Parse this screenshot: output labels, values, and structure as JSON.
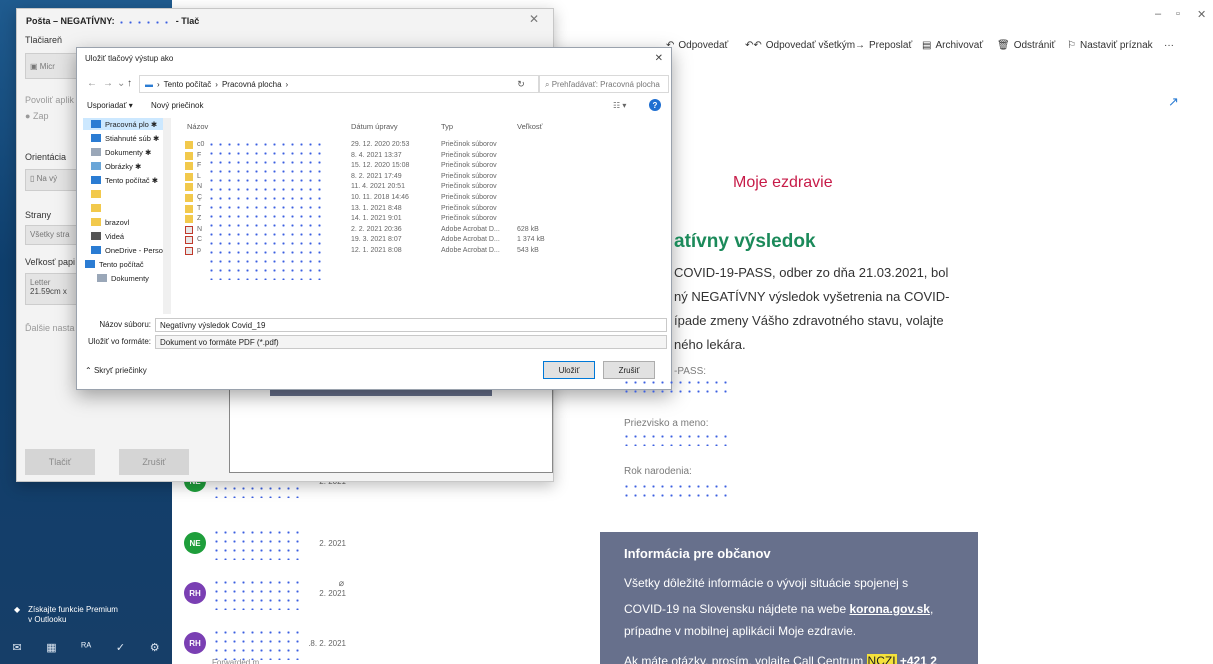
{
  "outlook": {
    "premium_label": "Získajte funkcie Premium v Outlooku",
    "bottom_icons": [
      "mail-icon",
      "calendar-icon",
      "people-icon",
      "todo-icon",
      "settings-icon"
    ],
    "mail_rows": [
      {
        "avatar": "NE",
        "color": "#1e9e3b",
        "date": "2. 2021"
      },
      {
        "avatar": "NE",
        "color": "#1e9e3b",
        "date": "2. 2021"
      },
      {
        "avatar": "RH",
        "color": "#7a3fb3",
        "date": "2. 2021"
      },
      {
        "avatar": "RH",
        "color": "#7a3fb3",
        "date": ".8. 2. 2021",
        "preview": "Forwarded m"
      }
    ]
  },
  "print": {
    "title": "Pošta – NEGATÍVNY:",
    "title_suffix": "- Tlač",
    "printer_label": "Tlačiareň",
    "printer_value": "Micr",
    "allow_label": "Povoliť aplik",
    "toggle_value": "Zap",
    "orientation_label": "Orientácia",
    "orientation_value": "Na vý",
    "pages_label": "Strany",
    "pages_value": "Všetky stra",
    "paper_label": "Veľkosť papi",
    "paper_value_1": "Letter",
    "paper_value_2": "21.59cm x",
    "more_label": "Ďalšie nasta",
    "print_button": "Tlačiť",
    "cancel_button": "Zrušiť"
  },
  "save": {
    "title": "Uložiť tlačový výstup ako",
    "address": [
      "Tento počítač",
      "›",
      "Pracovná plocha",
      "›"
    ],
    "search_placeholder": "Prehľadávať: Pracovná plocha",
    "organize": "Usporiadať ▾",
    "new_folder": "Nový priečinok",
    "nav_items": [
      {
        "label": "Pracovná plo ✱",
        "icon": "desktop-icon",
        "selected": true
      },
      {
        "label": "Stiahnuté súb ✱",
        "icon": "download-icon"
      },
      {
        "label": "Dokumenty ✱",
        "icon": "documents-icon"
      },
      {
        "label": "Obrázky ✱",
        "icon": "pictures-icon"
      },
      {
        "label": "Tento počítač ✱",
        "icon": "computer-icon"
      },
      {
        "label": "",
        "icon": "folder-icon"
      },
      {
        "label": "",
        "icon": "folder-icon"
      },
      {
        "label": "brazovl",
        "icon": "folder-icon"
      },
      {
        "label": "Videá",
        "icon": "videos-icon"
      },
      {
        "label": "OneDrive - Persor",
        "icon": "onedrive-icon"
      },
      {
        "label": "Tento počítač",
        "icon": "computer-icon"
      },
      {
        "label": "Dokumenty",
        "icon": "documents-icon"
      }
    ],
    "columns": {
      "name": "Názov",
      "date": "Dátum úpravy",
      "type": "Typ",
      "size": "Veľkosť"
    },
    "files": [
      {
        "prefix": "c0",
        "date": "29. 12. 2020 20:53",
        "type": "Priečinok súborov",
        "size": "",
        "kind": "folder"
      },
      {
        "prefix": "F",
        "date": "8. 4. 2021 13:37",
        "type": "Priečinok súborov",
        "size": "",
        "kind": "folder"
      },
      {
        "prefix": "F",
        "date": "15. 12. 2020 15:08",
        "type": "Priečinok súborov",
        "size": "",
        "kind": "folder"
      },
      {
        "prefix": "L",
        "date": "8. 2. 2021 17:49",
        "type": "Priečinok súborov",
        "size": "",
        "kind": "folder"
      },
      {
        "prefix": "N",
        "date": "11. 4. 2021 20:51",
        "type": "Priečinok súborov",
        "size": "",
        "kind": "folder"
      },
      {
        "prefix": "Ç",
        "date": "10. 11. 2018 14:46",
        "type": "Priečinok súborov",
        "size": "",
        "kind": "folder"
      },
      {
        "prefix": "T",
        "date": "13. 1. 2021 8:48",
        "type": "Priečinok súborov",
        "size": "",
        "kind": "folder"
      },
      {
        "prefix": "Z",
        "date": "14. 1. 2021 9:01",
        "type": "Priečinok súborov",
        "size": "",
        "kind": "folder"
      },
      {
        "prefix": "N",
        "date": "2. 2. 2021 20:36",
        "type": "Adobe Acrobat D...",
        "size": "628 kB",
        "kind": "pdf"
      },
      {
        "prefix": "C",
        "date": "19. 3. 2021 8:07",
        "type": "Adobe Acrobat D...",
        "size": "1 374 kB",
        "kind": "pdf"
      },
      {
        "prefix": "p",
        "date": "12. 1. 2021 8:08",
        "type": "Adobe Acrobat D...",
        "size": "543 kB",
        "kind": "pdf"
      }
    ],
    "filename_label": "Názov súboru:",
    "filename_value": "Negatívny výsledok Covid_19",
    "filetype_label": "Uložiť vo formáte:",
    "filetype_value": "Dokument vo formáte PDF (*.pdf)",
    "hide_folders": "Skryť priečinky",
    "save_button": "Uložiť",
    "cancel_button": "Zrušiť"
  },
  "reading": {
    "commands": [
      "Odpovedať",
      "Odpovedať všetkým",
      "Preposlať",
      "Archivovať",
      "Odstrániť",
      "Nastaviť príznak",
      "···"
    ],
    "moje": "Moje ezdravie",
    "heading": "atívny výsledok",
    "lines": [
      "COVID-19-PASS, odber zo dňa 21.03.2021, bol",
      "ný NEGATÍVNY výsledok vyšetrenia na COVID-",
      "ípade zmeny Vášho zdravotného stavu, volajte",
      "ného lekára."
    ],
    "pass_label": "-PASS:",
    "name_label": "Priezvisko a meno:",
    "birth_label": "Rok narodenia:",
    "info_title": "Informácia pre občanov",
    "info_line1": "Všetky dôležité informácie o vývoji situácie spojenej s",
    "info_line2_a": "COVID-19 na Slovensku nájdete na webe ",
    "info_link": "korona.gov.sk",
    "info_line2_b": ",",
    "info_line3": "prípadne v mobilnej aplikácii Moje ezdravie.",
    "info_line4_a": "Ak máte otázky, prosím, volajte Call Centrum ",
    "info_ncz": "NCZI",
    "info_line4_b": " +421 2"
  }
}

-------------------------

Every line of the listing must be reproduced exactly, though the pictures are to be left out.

◆ Task output ◆
Parse this screenshot: output labels, values, and structure as JSON.
{
  "outlook": {
    "premium_label": "Získajte funkcie Premium v Outlooku",
    "bottom_icons": [
      "mail-icon",
      "calendar-icon",
      "people-icon",
      "todo-icon",
      "settings-icon"
    ],
    "mail_rows": [
      {
        "avatar": "NE",
        "color": "#1e9e3b",
        "date": "2. 2021"
      },
      {
        "avatar": "NE",
        "color": "#1e9e3b",
        "date": "2. 2021"
      },
      {
        "avatar": "RH",
        "color": "#7a3fb3",
        "date": "2. 2021"
      },
      {
        "avatar": "RH",
        "color": "#7a3fb3",
        "date": ".8. 2. 2021",
        "preview": "Forwarded m"
      }
    ]
  },
  "print": {
    "title": "Pošta – NEGATÍVNY:",
    "title_suffix": "- Tlač",
    "printer_label": "Tlačiareň",
    "printer_value": "Micr",
    "allow_label": "Povoliť aplik",
    "toggle_value": "Zap",
    "orientation_label": "Orientácia",
    "orientation_value": "Na vý",
    "pages_label": "Strany",
    "pages_value": "Všetky stra",
    "paper_label": "Veľkosť papi",
    "paper_value_1": "Letter",
    "paper_value_2": "21.59cm x",
    "more_label": "Ďalšie nasta",
    "print_button": "Tlačiť",
    "cancel_button": "Zrušiť"
  },
  "save": {
    "title": "Uložiť tlačový výstup ako",
    "address": [
      "Tento počítač",
      "›",
      "Pracovná plocha",
      "›"
    ],
    "search_placeholder": "Prehľadávať: Pracovná plocha",
    "organize": "Usporiadať ▾",
    "new_folder": "Nový priečinok",
    "nav_items": [
      {
        "label": "Pracovná plo ✱",
        "icon": "desktop-icon",
        "selected": true
      },
      {
        "label": "Stiahnuté súb ✱",
        "icon": "download-icon"
      },
      {
        "label": "Dokumenty ✱",
        "icon": "documents-icon"
      },
      {
        "label": "Obrázky ✱",
        "icon": "pictures-icon"
      },
      {
        "label": "Tento počítač ✱",
        "icon": "computer-icon"
      },
      {
        "label": "",
        "icon": "folder-icon"
      },
      {
        "label": "",
        "icon": "folder-icon"
      },
      {
        "label": "brazovl",
        "icon": "folder-icon"
      },
      {
        "label": "Videá",
        "icon": "videos-icon"
      },
      {
        "label": "OneDrive - Persor",
        "icon": "onedrive-icon"
      },
      {
        "label": "Tento počítač",
        "icon": "computer-icon"
      },
      {
        "label": "Dokumenty",
        "icon": "documents-icon"
      }
    ],
    "columns": {
      "name": "Názov",
      "date": "Dátum úpravy",
      "type": "Typ",
      "size": "Veľkosť"
    },
    "files": [
      {
        "prefix": "c0",
        "date": "29. 12. 2020 20:53",
        "type": "Priečinok súborov",
        "size": "",
        "kind": "folder"
      },
      {
        "prefix": "F",
        "date": "8. 4. 2021 13:37",
        "type": "Priečinok súborov",
        "size": "",
        "kind": "folder"
      },
      {
        "prefix": "F",
        "date": "15. 12. 2020 15:08",
        "type": "Priečinok súborov",
        "size": "",
        "kind": "folder"
      },
      {
        "prefix": "L",
        "date": "8. 2. 2021 17:49",
        "type": "Priečinok súborov",
        "size": "",
        "kind": "folder"
      },
      {
        "prefix": "N",
        "date": "11. 4. 2021 20:51",
        "type": "Priečinok súborov",
        "size": "",
        "kind": "folder"
      },
      {
        "prefix": "Ç",
        "date": "10. 11. 2018 14:46",
        "type": "Priečinok súborov",
        "size": "",
        "kind": "folder"
      },
      {
        "prefix": "T",
        "date": "13. 1. 2021 8:48",
        "type": "Priečinok súborov",
        "size": "",
        "kind": "folder"
      },
      {
        "prefix": "Z",
        "date": "14. 1. 2021 9:01",
        "type": "Priečinok súborov",
        "size": "",
        "kind": "folder"
      },
      {
        "prefix": "N",
        "date": "2. 2. 2021 20:36",
        "type": "Adobe Acrobat D...",
        "size": "628 kB",
        "kind": "pdf"
      },
      {
        "prefix": "C",
        "date": "19. 3. 2021 8:07",
        "type": "Adobe Acrobat D...",
        "size": "1 374 kB",
        "kind": "pdf"
      },
      {
        "prefix": "p",
        "date": "12. 1. 2021 8:08",
        "type": "Adobe Acrobat D...",
        "size": "543 kB",
        "kind": "pdf"
      }
    ],
    "filename_label": "Názov súboru:",
    "filename_value": "Negatívny výsledok Covid_19",
    "filetype_label": "Uložiť vo formáte:",
    "filetype_value": "Dokument vo formáte PDF (*.pdf)",
    "hide_folders": "Skryť priečinky",
    "save_button": "Uložiť",
    "cancel_button": "Zrušiť"
  },
  "reading": {
    "commands": [
      "Odpovedať",
      "Odpovedať všetkým",
      "Preposlať",
      "Archivovať",
      "Odstrániť",
      "Nastaviť príznak",
      "···"
    ],
    "moje": "Moje ezdravie",
    "heading": "atívny výsledok",
    "lines": [
      "COVID-19-PASS, odber zo dňa 21.03.2021, bol",
      "ný NEGATÍVNY výsledok vyšetrenia na COVID-",
      "ípade zmeny Vášho zdravotného stavu, volajte",
      "ného lekára."
    ],
    "pass_label": "-PASS:",
    "name_label": "Priezvisko a meno:",
    "birth_label": "Rok narodenia:",
    "info_title": "Informácia pre občanov",
    "info_line1": "Všetky dôležité informácie o vývoji situácie spojenej s",
    "info_line2_a": "COVID-19 na Slovensku nájdete na webe ",
    "info_link": "korona.gov.sk",
    "info_line2_b": ",",
    "info_line3": "prípadne v mobilnej aplikácii Moje ezdravie.",
    "info_line4_a": "Ak máte otázky, prosím, volajte Call Centrum ",
    "info_ncz": "NCZI",
    "info_line4_b": " +421 2"
  }
}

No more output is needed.